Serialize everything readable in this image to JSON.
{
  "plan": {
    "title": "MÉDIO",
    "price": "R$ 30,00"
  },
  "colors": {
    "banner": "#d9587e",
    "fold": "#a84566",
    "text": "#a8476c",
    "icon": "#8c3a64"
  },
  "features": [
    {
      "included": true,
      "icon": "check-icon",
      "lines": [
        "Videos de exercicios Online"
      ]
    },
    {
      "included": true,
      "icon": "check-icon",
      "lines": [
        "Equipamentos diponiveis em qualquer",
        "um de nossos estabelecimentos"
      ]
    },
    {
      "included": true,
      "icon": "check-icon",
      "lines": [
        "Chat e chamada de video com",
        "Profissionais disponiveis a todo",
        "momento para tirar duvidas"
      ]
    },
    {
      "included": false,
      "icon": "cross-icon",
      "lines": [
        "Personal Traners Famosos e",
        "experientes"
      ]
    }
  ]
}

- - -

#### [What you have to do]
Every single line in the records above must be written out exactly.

#### [Exercise solution]
Serialize everything readable in this image to JSON.
{
  "plan": {
    "title": "MÉDIO",
    "price": "R$ 30,00"
  },
  "colors": {
    "banner": "#d9587e",
    "fold": "#a84566",
    "text": "#a8476c",
    "icon": "#8c3a64"
  },
  "features": [
    {
      "included": true,
      "icon": "check-icon",
      "lines": [
        "Videos de exercicios Online"
      ]
    },
    {
      "included": true,
      "icon": "check-icon",
      "lines": [
        "Equipamentos diponiveis em qualquer",
        "um de nossos estabelecimentos"
      ]
    },
    {
      "included": true,
      "icon": "check-icon",
      "lines": [
        "Chat e chamada de video com",
        "Profissionais disponiveis a todo",
        "momento para tirar duvidas"
      ]
    },
    {
      "included": false,
      "icon": "cross-icon",
      "lines": [
        "Personal Traners Famosos e",
        "experientes"
      ]
    }
  ]
}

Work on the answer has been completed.